As everybody knows, Vlad Tepes, born in Transylvania Wallachia voivode, who inspired Bram Stoker to create his most famous character, Dracula, was a vindictive man. Perhaps this is one of the reasons he inspired the creation of Eye for an Eye, a special programme of films about revenge at the 13th Transylvania International Film Festival, which took place in the medieval city of Cluj-Napoca from 30th May to 8th June 2014.
On the other hand Mihai Chirilov, the artistic director of this major cinematic event in Romania, says that it is the film Blue Ruin by Jeremy Saulnier, which he saw at the festival in Locarno. Whatever the case, the programme was created and caught the attention not only of the public but of the FIPRESCI jury. It proved to be quite competitive.
After all, revenge is not just “a dish that should be served cold”, but also a very impressive dramatic tool that works almost one hundred percent of the time, thanks to the moral and ethical dilemmas that it generates.
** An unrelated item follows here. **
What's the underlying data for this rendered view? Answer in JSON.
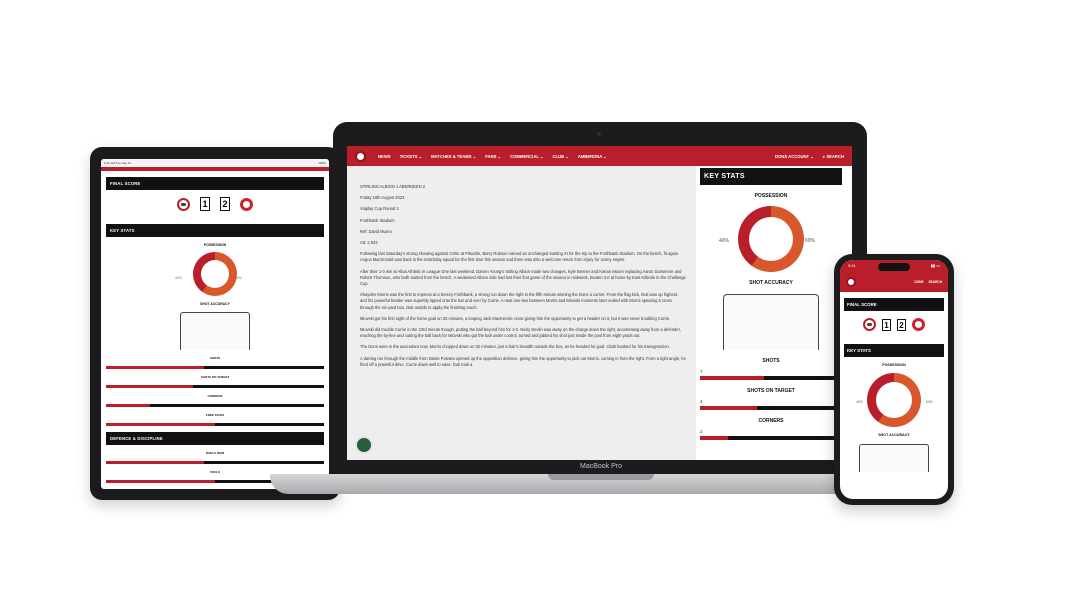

The Eye for an Eye program included 12 films which, taken as a whole, offer a multifaceted study of the justification of revenge and the effects it produces. Most of them exhibit the obvious signs — Tarantino-style violence, cruelty and black humour — yet each one talks about an individual form of revenge.
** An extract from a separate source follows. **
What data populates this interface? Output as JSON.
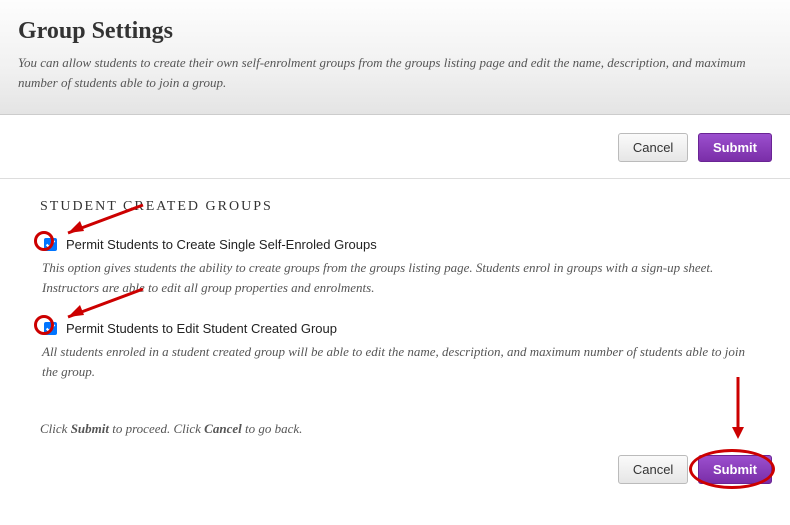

The main character of the Swedish film The Reunion (Afterraffen), Anna Odell (played by the director herself, giving this movie some autobiographical traits), takes revenge on her classmates by the fact of making this film. The heroine of the animated film Cheatin’ by the famous American independent director Bill Plympton takes revenge on her husband, by inhabiting the bodies of his many mistresses using a certain fantastic machine.
Brendan Gleeson’s character in Calvary by John Michael McDonagh (which was awarded the FIPRESCI Prize of the Transylvania International Film Festival) becomes himself the object of revenge, while he has to pay not only for his own sins but for someone else’s. In this oeuvre the revenge becomes a cause for purification and atonement.
In A Touch of Sin (Tian Zhu Ding), the winner of the Cannes prize for best screenplay last year, director Zhangke Jia tells four stories of revenge which combine to create a disturbing portrait of modern China, which appears as an economic giant, corroded from the inside with violence. In order of Disappearance (Kraftidioten, directed by Hans Peter Moland), which was one of the favourites at the last Berlin Film Festival, is filled with a fair amount of black humour as the main character played by Stellan Skarsgard avenges the death of his son.
The main characters of the Japanese-Indonesian film Killers by the Mo Brothers, packed with aestheticised violence in the Asian spirit, are driven by different motives: one of them is turned into a maniac by guilt for the death of his beloved sister and the other is immersed in a world of bloody violence, trying to take revenge on a corrupt oligarch who destroyed his career and life.
Torn by grief (his wife and daughter were killed during one of his missions) and a thirst for revenge, the best special agent in North Korea (The Suspect (Yong-Eui-Ja) directed by Won Shin-yun) declares war to the whole world. It seems that this film opens up new horizons in the thriller genre — even Paul Greengrass might envy such visual style — and the saturation of each shot with an incredible number of events set out with machine-gun speed seems to be beyond the capabilities of human perception.
All these twelve films have their merits and demerits and are characterized by a different artistic level, but there’s no question that each of them provokes the viewer to explore his own vision about himself and the world and pulls him out of his comfort zone. So the An Eye for an Eye programme was a success and one of the cornerstones of the bastion of freedom of creativity and expression that is without any doubt the Transylvania International Film Festival.
Edited by Sheila Johnston
© FIPRESCI 2014